• YOUR GOAL: Return only the number of lines in the data below where the word "Посмотреть" appears.

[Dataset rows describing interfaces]
______________________________

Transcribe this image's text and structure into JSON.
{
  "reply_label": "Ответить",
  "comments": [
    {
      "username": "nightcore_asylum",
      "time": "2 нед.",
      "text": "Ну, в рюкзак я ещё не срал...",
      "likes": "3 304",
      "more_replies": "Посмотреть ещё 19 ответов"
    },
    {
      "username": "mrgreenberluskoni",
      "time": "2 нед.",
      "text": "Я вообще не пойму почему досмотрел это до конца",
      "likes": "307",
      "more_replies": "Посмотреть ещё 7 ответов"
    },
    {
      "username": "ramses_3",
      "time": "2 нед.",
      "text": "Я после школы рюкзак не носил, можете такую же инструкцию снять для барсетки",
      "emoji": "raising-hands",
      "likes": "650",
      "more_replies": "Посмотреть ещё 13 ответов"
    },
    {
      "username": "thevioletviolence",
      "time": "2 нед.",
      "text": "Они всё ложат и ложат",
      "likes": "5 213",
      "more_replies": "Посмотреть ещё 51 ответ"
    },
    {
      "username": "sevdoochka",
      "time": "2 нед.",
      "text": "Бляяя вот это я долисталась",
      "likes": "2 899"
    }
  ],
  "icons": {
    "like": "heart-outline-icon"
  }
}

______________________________

• WRITTEN RESPONSE: 4